State Standards Remain Strong

Monday, November 13, 2017Printer-friendly version

Washington, D.C. — November 13, 2017 — Achieve today released a new report analyzing the English language arts (ELA)/literacy and mathematics standards of the 24 states that have reviewed and revised these standards after initially adopting the Common Core State Standards (CCSS). The report, Strong Standards: A Review of Changes to State Standards Since the Common Core, found most states kept their standards rigorous and maintained college- and career-ready expectations for students.

“The state of state standards in Mathematics and English Language Arts is quite strong; they provide the necessary foundation to prepare students for college and careers,” said Achieve President Mike Cohen.  “The effect of the Common Core is clear – the state standards we reviewed, while unique to each state, and with few exceptions, incorporate the evidence-based characteristics of high quality standards on which the Common Core was designed.

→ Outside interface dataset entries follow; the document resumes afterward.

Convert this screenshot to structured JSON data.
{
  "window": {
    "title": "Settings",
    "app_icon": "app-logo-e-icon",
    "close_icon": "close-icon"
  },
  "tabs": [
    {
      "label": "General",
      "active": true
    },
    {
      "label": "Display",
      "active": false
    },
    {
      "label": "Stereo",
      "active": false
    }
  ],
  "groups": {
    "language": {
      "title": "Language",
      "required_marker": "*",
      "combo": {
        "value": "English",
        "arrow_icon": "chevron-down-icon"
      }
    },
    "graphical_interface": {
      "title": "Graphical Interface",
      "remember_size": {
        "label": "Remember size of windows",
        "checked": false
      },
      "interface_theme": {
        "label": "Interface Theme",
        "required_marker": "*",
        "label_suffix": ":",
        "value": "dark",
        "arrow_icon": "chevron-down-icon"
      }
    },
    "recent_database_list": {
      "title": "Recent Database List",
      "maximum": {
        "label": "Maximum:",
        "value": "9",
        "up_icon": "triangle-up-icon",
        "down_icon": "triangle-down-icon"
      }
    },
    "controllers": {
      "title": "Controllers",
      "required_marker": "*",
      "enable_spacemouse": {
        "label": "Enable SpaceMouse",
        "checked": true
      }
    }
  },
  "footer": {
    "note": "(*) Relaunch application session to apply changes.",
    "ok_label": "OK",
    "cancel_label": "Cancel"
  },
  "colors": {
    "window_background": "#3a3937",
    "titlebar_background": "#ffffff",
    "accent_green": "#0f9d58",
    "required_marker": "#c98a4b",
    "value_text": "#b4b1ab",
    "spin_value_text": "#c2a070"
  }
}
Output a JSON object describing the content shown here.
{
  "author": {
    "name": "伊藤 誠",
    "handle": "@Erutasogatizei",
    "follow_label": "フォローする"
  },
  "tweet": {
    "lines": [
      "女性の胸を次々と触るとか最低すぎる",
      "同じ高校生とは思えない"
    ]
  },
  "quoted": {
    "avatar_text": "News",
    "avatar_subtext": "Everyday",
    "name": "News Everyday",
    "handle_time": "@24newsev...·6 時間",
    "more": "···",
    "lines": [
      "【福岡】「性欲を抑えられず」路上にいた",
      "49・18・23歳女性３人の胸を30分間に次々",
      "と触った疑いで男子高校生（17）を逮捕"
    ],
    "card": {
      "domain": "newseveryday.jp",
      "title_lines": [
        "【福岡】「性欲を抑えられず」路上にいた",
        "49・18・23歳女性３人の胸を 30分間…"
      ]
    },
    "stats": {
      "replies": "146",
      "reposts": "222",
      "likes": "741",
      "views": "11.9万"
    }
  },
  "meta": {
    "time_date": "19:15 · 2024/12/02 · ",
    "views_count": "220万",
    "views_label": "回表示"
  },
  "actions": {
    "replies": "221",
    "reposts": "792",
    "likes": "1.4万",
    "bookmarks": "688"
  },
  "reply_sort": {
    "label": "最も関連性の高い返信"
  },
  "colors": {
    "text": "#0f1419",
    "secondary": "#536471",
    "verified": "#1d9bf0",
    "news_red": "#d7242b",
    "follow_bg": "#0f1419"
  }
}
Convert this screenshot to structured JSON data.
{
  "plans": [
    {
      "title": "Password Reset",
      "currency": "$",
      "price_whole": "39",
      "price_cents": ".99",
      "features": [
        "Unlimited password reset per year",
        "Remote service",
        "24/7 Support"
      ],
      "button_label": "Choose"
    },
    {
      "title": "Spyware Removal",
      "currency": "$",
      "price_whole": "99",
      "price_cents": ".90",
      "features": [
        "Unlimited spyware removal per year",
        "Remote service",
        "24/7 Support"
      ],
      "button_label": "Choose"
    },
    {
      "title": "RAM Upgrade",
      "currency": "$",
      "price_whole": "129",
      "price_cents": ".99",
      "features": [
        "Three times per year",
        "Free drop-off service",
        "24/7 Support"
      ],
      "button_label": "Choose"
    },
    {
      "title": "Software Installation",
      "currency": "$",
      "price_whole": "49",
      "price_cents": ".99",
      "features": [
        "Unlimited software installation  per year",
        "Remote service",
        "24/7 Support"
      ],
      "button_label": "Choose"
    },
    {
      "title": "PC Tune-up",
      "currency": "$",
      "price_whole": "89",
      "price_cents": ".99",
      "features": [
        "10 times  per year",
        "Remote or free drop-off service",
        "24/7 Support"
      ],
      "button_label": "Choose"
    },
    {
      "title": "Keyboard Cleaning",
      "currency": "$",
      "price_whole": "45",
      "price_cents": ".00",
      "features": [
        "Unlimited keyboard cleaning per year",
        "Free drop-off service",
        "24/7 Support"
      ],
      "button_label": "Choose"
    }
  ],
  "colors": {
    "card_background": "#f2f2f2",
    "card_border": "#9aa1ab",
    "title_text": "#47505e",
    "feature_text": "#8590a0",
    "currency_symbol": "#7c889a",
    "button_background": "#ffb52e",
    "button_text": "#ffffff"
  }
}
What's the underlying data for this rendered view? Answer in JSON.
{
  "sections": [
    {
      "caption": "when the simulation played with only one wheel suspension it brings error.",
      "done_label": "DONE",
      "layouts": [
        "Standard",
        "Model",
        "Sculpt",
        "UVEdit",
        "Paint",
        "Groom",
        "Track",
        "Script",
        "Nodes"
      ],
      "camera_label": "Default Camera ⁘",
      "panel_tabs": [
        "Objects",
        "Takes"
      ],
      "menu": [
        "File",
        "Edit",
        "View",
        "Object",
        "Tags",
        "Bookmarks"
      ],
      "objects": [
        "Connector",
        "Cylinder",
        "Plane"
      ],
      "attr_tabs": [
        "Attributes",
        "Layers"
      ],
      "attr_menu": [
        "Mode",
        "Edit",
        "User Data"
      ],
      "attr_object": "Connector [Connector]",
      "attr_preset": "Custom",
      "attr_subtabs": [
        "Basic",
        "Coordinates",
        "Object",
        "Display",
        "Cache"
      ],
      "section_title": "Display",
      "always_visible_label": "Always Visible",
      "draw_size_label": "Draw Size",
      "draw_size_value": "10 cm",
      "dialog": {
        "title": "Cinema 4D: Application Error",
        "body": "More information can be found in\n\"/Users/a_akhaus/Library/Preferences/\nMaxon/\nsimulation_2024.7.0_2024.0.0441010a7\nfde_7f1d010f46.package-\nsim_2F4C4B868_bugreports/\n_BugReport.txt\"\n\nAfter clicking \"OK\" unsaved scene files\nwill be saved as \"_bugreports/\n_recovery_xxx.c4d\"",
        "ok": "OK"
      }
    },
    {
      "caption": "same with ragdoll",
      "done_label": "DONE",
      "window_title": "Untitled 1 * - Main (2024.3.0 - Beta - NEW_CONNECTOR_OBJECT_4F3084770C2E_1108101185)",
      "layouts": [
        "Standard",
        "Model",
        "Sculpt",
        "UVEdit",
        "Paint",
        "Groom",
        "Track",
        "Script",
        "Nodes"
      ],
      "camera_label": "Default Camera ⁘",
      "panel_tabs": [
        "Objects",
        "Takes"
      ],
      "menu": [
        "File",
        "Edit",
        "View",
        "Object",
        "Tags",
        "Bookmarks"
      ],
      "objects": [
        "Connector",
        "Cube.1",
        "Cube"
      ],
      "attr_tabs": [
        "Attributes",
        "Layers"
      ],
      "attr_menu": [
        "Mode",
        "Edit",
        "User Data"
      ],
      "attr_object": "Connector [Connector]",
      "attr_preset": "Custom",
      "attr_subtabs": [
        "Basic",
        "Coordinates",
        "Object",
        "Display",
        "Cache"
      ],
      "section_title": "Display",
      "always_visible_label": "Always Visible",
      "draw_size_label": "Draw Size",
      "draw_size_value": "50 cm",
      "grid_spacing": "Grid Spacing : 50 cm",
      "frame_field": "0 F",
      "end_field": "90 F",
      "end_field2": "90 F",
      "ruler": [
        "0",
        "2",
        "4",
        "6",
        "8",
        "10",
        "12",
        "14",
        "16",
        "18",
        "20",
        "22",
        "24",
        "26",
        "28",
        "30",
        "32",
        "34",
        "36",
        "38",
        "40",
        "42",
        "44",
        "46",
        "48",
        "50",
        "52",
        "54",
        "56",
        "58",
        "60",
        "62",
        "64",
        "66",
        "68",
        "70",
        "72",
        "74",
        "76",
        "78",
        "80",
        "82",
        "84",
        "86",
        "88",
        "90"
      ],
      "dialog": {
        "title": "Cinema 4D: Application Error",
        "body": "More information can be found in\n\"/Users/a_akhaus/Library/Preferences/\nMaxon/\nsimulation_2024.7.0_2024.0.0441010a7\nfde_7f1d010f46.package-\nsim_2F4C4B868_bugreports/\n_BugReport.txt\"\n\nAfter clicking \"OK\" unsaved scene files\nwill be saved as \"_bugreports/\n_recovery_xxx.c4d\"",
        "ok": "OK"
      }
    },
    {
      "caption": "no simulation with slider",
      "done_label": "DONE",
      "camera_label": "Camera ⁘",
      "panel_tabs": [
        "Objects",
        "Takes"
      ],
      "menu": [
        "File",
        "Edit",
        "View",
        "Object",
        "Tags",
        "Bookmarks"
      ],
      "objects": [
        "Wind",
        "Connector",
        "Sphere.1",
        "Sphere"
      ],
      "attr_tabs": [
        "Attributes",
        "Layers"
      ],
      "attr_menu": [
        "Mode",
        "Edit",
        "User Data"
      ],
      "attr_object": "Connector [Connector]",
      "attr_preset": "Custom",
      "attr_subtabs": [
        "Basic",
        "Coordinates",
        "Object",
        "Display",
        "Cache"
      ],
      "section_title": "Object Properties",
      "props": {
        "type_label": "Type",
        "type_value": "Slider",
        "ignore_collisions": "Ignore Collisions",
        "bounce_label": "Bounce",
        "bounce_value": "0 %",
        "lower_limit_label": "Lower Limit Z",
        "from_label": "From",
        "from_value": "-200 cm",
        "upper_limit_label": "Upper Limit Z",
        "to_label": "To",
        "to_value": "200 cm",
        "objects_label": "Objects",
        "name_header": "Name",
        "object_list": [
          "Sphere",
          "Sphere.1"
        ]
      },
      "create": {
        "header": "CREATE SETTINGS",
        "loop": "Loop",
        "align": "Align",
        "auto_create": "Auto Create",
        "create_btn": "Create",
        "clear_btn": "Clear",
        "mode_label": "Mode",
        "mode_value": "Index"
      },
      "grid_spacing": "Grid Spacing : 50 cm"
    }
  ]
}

Soon after development in 2010, 45 states adopted the Common Core. Over the past several years, however, standards reviews were triggered in 24 states largely in response to mounting political opposition to the CCSS or associated testing and accountability policies.

With the political battles largely subsided, Achieve reviewed the revised math and ELA standards across the country, looking at the extent to which states standards continue to incorporate evidence-based characteristics of strong college- and career-ready standards. The reviews were completed using the indicators of high-quality standards that that Achieve developed drawing on over 20 years of reviewing education standards. 

“Maintaining overall strength and quality is a testament to the courage and dedication of state education leaders and the educators in each state who were involved in the development of their new state standards,” continued Cohen.

High-level findings for ELA

  • In nearly all states’ new ELA standards, a progression of reading and writing skills from grade to grade was present.
  • Twenty-two out of 24 states have retained each of the key elements required in ELA to prepare students for citizenship, college, and career. Only Oklahoma and Missouri have deficiencies that could impact students’ academic preparedness.

High-level findings for mathematics

  • States kept their math standards focused; they did not revert to math standards that were “a mile wide and an inch deep.”
  • Most states have maintained an emphasis on arithmetic in grades K–5.
  • Important concepts that support the advanced study of functions, geometry, and statistics in high school are present in most of the states in grades 6–8.
  • Most states emphasize in a balanced way procedural skill, conceptual understanding, and application in real-world problems in grades K–8.
  • Most states include an emphasis on high school statistics and modeling.
  • Nearly all the states include practice standards for grades K–12.

To read the full analysis, please see the report.